Have you ever gazed up at the moon and longed to get a better look? Just climb the tallest tree around and get a little closer to the heavens? If you’ve ever felt (and done) so, then you know how great this can be. Developer 10 Tons seeks to capture this experience with Swingworm, a cute little platformer that never quite manages to feel as rewarding as the real thing.

The story here is pretty basic, starring a protagonist who shares the same name as the game he stars in. Swingworm lives in the Whispering Woods, where he finds a tree so tall that he thinks he’ll be able to crawl all the way up to the moon. Unfortunately Big Bug, who is charging a toll to climb his property, owns the tree. As a result, Swingworm has to collect a certain number of berries in order to ride Big Bug’s elevator up to the next section of the tree (though why the lazy git needs that many berries is never really explained).

Swingworm moves by, you guessed it, swinging around. His head and his tail both act as anchor points, and the little guy stretches out to bite into the surfaces of things like leaves and wood blocks that are peppered around each level. At first, things are simple, but the levels quickly become challenging by placing the berries further and further apart, adding in thorns and insects to avoid, and rotating platforms to navigate.

The mechanics are simple: You just drag Swingworm’s head and tail around and get them to make contact with the next closest surface. In order to complete a level, you have to collect all the berries that are present, and you earn the maximum star rating by collecting them within a time limit. It’s often challenging to achieve that last task, but completing a level is never all that difficult. In fact, the lack of challenge starts to make the gameplay feel a bit repetitive before you make it through the multitude of different levels.

Swingworm

Visually, the game is nicely done. The levels and character designs all feature some nice retro, cel-shaded looks. The game is bright and colorful, and Swingworm himself features some great expressions when he’s being dragged around. However, a lot of the levels don’t feature much artistic imagination and thus start to blend together in terms of design.

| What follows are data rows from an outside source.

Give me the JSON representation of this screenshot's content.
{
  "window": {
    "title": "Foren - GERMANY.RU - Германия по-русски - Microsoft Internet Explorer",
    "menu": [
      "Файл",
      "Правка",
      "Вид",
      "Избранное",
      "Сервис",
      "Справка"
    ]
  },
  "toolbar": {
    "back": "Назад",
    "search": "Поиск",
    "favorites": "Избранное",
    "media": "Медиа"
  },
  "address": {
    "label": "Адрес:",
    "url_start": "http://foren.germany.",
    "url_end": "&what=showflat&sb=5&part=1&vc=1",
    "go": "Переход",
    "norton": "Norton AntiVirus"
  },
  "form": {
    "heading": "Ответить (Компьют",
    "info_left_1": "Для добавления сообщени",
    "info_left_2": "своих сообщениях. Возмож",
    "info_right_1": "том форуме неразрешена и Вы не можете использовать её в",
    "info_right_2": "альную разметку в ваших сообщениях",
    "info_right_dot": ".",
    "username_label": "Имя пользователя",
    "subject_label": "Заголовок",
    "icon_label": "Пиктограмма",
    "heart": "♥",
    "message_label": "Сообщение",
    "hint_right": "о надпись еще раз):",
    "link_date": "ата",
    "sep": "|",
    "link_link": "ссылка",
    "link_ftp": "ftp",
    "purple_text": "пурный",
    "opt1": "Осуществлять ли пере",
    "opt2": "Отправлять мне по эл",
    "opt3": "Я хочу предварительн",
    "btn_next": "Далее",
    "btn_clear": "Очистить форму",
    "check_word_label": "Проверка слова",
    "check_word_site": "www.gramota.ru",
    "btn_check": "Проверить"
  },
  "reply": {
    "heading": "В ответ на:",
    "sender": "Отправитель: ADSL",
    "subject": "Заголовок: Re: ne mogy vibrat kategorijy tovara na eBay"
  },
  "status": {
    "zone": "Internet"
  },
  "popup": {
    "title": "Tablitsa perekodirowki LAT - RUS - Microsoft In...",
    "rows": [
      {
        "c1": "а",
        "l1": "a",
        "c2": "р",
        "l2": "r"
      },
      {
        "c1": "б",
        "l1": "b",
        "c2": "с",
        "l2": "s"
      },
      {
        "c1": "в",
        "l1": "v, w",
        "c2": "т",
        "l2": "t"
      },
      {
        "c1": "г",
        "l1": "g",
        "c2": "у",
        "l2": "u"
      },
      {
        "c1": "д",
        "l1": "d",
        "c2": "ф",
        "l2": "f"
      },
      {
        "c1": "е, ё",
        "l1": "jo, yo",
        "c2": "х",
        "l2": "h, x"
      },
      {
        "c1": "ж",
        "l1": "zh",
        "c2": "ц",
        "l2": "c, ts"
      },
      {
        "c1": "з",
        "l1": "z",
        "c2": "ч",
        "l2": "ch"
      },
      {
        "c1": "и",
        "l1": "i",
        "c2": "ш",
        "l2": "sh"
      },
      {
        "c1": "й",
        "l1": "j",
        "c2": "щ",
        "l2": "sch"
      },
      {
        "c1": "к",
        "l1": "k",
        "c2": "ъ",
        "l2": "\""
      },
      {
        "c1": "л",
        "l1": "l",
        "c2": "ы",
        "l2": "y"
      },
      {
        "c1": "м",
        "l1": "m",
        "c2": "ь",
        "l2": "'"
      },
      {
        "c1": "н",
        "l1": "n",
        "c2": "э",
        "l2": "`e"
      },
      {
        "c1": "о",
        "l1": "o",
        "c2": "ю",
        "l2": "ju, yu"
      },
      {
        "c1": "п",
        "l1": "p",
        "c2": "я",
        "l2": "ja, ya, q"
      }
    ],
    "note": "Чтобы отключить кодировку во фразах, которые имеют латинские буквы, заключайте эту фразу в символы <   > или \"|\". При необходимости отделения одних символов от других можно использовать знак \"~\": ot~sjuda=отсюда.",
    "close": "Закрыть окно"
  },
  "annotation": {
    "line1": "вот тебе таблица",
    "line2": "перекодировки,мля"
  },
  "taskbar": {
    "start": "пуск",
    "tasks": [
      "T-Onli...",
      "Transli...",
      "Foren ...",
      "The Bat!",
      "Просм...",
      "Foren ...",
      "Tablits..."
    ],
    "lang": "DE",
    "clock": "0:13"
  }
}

Swingworm is well-made and good-looking, but it’s not really all that interesting or fun to play. What will likely make it appealing for some gamers, though, is how easy it is to play. That makes it a great choice for younger children. As a result, you might want to pick it up so your kid relatives have something to play the next time you’re all together.